== Description of the task ==
Say how many lines of these entries include the word "param", and answer with the number alone.

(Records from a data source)
[Start of section]

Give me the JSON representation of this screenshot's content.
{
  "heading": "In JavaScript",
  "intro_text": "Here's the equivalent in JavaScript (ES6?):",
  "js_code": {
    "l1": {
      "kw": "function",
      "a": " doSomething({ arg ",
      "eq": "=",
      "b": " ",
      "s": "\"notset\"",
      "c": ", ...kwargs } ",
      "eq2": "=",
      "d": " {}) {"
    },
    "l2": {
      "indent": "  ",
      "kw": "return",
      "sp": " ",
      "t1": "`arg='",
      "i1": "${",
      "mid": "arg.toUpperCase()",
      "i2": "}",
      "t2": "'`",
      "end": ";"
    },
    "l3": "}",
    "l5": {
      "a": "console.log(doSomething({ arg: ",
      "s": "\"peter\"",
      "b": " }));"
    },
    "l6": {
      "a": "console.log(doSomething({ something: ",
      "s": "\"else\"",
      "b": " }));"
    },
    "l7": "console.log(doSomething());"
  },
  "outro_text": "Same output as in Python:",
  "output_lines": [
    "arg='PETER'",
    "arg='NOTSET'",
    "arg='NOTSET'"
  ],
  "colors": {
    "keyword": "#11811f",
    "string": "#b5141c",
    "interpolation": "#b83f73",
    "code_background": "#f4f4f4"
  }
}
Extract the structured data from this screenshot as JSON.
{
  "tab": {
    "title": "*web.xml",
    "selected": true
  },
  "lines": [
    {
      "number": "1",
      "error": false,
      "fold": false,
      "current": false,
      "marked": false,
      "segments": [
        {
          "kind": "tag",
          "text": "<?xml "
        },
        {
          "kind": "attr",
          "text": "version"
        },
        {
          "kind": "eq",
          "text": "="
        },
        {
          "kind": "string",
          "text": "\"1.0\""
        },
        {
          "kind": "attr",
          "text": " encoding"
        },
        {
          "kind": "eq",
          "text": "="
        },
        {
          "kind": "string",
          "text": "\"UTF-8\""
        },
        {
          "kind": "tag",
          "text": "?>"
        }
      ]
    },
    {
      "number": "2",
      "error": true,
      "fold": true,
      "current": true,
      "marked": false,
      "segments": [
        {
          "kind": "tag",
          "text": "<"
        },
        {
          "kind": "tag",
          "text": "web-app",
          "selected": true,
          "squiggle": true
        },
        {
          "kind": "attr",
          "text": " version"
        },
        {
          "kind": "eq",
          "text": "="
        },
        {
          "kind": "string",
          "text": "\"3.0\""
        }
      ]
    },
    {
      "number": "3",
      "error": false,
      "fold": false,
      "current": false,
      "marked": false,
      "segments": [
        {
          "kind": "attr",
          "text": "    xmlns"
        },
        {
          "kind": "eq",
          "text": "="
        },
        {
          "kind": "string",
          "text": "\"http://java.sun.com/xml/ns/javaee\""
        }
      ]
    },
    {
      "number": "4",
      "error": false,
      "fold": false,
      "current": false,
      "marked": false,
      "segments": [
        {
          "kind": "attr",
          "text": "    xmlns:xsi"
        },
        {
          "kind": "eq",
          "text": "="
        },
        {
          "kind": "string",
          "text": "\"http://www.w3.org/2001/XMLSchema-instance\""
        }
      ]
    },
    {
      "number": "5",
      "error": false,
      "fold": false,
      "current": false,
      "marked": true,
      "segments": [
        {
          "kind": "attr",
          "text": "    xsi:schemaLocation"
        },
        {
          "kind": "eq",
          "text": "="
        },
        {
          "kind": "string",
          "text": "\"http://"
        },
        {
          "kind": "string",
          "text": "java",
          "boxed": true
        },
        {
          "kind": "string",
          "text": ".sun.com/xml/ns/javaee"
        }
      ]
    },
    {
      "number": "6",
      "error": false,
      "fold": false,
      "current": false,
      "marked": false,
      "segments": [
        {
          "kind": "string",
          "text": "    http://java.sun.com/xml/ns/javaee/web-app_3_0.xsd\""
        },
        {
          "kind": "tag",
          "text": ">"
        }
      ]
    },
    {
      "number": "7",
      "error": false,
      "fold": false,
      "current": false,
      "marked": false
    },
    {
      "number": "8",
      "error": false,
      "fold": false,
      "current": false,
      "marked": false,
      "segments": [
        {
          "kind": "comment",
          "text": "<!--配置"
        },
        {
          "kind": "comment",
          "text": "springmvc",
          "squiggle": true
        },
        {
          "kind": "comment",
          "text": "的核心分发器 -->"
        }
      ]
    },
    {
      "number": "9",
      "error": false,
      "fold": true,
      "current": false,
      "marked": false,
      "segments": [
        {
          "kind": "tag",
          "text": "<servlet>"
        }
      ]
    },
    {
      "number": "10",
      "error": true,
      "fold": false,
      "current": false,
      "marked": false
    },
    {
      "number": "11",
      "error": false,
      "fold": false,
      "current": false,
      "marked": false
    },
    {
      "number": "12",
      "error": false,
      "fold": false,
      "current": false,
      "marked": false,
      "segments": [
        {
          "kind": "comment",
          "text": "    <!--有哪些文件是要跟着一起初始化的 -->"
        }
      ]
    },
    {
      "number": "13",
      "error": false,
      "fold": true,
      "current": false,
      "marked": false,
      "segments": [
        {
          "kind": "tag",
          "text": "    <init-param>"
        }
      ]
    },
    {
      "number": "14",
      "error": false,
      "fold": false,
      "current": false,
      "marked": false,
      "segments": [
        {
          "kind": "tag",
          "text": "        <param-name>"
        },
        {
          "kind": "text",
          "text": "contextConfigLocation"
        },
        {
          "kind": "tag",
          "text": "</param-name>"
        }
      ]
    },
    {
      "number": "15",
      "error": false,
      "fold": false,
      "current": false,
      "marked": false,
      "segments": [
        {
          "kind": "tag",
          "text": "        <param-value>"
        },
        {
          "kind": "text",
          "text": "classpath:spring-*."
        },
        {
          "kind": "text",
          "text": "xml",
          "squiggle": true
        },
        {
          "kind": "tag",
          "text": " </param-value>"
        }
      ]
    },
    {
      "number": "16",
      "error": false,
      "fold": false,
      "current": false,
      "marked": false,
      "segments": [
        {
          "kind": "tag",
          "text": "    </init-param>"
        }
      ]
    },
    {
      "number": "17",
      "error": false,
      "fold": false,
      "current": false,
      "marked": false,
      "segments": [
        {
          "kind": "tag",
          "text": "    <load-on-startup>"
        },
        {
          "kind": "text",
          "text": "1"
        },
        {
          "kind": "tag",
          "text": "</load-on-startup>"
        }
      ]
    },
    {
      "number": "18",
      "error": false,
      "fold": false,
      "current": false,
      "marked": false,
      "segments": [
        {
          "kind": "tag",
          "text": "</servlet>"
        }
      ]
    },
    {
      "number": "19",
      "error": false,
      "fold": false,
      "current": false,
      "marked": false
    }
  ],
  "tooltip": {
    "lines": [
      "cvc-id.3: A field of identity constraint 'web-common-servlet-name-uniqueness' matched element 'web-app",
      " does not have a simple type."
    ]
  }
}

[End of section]

== Answer for the task ==
6